[Element data from apps and pages]
● ● ● ● ● ● ●
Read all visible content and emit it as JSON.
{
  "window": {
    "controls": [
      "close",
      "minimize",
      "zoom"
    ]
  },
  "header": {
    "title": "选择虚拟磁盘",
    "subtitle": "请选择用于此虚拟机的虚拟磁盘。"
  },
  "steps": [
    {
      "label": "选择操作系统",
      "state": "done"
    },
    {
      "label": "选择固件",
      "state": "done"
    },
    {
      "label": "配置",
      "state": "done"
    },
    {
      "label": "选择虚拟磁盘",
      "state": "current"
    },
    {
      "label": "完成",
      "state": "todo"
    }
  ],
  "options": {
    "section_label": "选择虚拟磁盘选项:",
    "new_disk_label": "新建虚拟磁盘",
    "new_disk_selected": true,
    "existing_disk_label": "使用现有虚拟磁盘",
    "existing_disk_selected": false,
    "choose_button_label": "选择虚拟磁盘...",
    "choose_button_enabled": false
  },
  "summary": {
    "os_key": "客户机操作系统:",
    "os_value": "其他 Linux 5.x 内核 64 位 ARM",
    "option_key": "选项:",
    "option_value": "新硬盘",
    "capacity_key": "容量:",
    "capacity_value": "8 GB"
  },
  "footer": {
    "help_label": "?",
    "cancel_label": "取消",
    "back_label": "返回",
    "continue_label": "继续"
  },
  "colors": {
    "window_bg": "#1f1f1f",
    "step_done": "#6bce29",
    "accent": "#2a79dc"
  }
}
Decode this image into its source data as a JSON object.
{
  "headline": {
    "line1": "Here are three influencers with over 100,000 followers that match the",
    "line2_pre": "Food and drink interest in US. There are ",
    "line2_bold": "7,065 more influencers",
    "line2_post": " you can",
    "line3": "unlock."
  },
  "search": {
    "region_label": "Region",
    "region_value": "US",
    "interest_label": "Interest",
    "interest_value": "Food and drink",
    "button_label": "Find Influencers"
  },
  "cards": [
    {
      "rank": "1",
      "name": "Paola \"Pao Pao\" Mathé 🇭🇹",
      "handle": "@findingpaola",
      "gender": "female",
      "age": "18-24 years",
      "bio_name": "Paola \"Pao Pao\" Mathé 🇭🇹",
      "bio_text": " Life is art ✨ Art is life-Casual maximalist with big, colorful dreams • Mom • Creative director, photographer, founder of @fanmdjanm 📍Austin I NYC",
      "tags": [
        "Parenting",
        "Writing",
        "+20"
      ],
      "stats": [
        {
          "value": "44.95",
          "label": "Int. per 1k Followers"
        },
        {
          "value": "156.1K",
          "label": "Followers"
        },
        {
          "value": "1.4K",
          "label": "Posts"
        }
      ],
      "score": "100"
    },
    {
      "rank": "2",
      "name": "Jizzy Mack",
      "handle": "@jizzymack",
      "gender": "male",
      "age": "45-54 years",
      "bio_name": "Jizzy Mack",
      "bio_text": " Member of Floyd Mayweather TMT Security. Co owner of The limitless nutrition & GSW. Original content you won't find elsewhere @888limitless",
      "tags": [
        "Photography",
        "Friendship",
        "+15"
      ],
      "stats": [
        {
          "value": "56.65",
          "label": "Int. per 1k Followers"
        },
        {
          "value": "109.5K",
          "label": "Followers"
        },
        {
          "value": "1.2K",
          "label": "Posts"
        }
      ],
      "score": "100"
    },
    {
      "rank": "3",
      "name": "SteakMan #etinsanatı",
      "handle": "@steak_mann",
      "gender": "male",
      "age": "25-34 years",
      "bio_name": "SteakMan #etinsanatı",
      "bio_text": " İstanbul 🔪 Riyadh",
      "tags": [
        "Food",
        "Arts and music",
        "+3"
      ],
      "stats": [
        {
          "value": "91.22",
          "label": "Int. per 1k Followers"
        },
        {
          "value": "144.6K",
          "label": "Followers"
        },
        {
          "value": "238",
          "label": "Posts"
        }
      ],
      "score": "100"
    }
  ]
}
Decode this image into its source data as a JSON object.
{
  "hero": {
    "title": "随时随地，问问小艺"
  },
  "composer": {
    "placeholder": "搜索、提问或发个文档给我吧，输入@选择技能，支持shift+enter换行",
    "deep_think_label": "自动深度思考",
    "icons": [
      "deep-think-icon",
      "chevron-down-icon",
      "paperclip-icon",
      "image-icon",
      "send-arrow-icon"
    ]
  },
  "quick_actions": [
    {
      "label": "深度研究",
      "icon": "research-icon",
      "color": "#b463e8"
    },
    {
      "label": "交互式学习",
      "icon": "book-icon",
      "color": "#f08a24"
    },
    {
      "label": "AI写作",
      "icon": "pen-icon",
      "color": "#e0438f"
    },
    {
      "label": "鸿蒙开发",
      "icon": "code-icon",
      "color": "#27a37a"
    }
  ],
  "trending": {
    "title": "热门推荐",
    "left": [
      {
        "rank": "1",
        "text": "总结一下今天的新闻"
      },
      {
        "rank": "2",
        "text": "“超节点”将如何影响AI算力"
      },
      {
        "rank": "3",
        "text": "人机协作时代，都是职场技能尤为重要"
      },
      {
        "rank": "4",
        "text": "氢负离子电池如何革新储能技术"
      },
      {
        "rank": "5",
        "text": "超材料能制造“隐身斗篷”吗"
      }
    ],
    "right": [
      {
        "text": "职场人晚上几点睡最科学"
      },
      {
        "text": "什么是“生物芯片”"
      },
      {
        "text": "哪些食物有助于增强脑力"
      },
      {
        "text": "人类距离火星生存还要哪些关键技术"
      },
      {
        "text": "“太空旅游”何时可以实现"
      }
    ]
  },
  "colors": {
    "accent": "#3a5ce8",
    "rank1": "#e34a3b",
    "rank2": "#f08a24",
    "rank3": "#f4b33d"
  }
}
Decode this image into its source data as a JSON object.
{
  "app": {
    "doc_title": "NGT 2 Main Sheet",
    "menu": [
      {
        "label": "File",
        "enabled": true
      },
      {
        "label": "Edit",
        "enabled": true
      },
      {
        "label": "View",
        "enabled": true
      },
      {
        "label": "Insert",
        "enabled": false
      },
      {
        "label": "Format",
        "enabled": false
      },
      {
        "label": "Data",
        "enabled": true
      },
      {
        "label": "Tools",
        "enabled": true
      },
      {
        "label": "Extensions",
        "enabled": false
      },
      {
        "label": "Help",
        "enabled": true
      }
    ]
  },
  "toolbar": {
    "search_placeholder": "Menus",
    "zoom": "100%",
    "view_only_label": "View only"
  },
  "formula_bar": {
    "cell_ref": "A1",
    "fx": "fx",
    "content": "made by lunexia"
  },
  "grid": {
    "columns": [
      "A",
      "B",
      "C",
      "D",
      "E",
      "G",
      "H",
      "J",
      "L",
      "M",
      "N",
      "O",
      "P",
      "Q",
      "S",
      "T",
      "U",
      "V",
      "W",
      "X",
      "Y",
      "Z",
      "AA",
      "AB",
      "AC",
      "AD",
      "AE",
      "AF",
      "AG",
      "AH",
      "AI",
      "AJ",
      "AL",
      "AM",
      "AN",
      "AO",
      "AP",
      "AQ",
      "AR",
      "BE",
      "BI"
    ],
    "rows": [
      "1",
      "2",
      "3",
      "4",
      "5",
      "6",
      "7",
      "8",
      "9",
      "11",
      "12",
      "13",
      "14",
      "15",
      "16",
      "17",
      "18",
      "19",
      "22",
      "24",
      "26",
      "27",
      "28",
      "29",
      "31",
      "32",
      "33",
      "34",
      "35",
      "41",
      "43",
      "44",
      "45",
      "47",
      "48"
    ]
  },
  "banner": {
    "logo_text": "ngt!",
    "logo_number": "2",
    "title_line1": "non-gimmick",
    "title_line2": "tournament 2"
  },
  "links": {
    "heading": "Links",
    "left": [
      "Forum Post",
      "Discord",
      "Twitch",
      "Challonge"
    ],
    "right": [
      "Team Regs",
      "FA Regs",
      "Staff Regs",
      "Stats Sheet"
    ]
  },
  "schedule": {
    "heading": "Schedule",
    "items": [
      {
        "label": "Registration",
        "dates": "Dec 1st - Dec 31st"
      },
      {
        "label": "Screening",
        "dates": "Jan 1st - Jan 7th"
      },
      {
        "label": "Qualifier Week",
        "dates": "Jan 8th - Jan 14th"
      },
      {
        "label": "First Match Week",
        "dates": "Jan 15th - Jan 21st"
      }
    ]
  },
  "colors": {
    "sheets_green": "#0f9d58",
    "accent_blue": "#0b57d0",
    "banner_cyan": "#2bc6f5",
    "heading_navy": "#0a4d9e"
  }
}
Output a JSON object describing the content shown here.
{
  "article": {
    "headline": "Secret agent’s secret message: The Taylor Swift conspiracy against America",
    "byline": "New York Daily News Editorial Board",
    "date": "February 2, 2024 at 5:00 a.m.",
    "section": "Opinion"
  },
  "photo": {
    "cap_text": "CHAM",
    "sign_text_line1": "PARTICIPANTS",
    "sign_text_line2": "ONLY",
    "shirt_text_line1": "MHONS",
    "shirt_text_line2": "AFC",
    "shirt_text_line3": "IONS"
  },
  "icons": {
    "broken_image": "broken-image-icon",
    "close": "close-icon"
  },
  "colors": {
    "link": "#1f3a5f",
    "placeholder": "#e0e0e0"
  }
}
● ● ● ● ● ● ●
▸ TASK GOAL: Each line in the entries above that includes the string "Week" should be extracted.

▸ EXERCISE RESPONSE:
        "label": "Qualifier Week",
        "label": "First Match Week",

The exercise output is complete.